In other words, diversity and inclusion is important—for individuals and businesses alike.
We at CultureWizard look at inclusion from a multicultural, global perspective. What’s our definition? “Global Inclusion” describes the attitudes and behaviors of people around the world that help create a workplace where diverse individuals feel valued, welcomed and appreciated. Without inclusion, diversity alone is less likely to lead to the business benefits outlined in the blogs mentioned above. For individuals to contribute their best and be most effective, they need to feel they belong.
Creating an inclusive multicultural workplace requires a serious strategy and continual monitoring, and we tackle it in our Global Inclusion Course and White Paper. But for this blog post, we thought we’d offer some quick tips to inspire ways to develop an inclusive multicultural workplace, from three perspectives: the organizational level, the leadership level, and the individual level.
Corporate-Wide Actions Set the Stage for Everyone:
1. Communicate corporate values regarding inclusive behavior frequently. Be sure the messages are clear and culturally appropriate.
2. Review the organization’s commitment and investment in training and development towards a Globally Inclusive workplace.
3. Clearly state your organization’s values regarding pay equity.
4. Review hiring and promoting practices. Are they moving your organization in the direction of global inclusion? If you think they aren’t as effective as they should be, take steps to learn about what might be a better approach. Check out these five tips from one of our previous blog posts.
Leaders’ Behaviors Promote Inclusion:

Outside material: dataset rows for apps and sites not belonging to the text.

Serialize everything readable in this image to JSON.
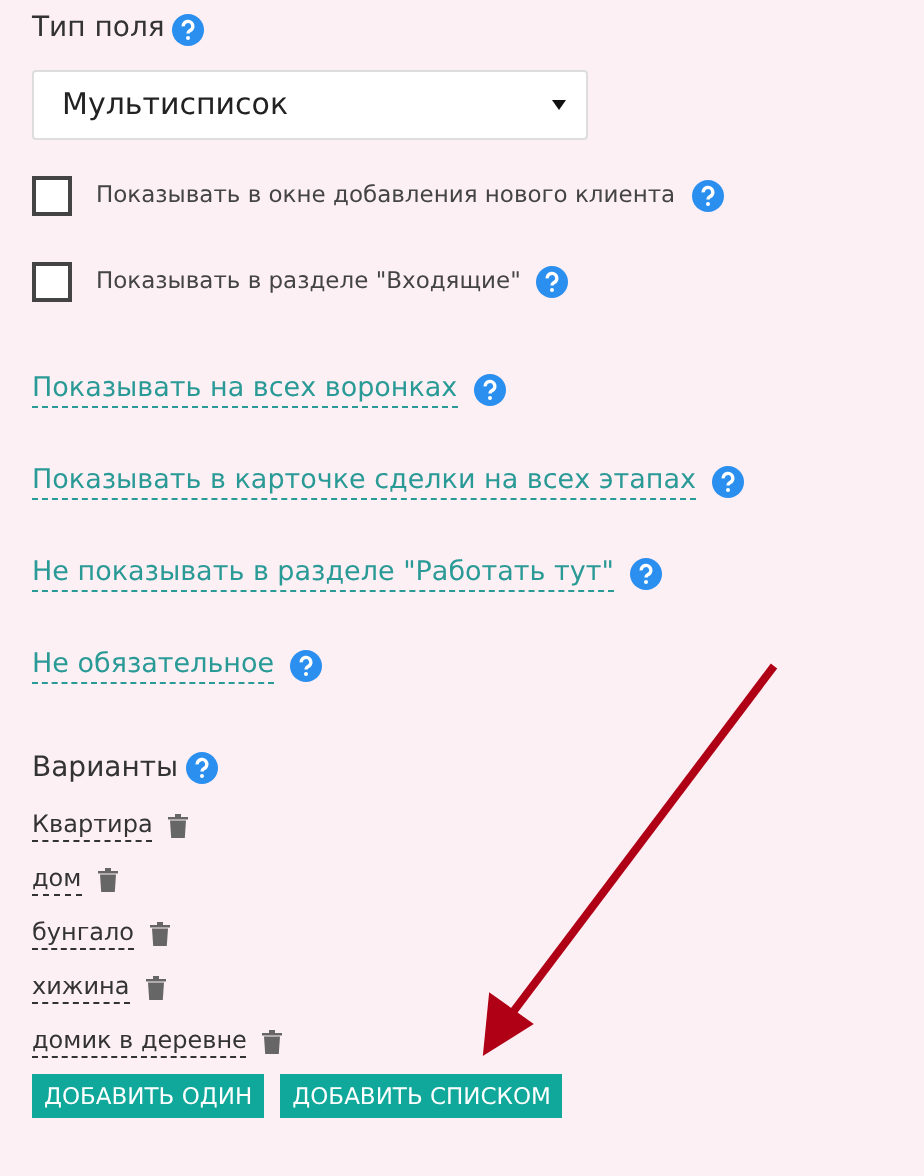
{
  "field_type": {
    "label": "Тип поля",
    "value": "Мультисписок"
  },
  "checkboxes": [
    {
      "label": "Показывать в окне добавления нового клиента",
      "checked": false
    },
    {
      "label": "Показывать в разделе \"Входящие\"",
      "checked": false
    }
  ],
  "toggle_links": [
    "Показывать на всех воронках",
    "Показывать в карточке сделки на всех этапах",
    "Не показывать в разделе \"Работать тут\"",
    "Не обязательное"
  ],
  "variants": {
    "label": "Варианты",
    "items": [
      "Квартира",
      "дом",
      "бунгало",
      "хижина",
      "домик в деревне"
    ]
  },
  "buttons": [
    "ДОБАВИТЬ ОДИН",
    "ДОБАВИТЬ СПИСКОМ"
  ]
}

5. Be mindful of the way you choose team members. To be most inclusive, especially in a multicultural setting, consider having two people choose the team members.
6. Remember that you are a role model. Ways you encourage global inclusiveness—and discourage non-inclusive behavior—set an important benchmark for others to follow.

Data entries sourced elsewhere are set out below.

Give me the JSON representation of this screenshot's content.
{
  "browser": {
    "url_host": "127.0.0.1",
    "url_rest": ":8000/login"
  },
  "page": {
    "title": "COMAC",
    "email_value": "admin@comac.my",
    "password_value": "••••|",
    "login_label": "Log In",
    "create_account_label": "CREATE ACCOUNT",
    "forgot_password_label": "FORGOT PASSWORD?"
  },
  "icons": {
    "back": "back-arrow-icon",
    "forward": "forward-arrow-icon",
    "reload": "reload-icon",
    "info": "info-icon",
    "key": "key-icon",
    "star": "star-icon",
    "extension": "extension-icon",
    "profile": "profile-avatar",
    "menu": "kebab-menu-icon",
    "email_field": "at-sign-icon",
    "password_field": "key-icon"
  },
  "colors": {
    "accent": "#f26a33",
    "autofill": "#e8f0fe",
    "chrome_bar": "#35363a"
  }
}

7. If it makes sense, try to include a wide range of people in meetings so that they can provide different perspectives from different cultural viewpoints.
8. Ensure that meetings are scheduled for people in all locations, not just for one location. This may mean that you’ll have to rotate times.
9. Try to create space for everyone who wants to speak. Allow these diverse voices to be heard. For example, if there are quieter members of the team—whether it’s because they’re introverted or because of cultural differences—try to seek their opinions in ways they’ll feel comfortable. These can be in written form or one-on-one after the meeting.
10. Acknowledge all contributions and show all participants equal respect.
Individual Actions Can Add Up Over Time:
11. Discover your own blind spots, especially in a multicultural context because our innate implicit biases can cause us to make many assumptions.
12. Try to be as open and inclusive of differences as you can be, naturally. Consider global inclusion training or taking a course to help you get on the right track.
13. As long as it’s culturally appropriate, express your heritage and religious beliefs. Similarly, if you’re a parent, talk about your children, if you wish. Use this as an opportunity to demonstrate your diversity.
14. Ask polite questions, if appropriate, to show your interest in someone’s individual differences. These questions can lead to “curiosity conversations” that can help break down preconceived notions about others.
15. Overtly—but politely—discourage any comments that show a bias. Creating a global workplace that’s truly inclusive isn’t a quick or easy process. It takes time, but the hard work pays off—literally! To make sure everyone in your diverse workplace feels included, try implementing the above tips at the organizational, leadership, and individual levels. You might be surprised at the beneficial effects!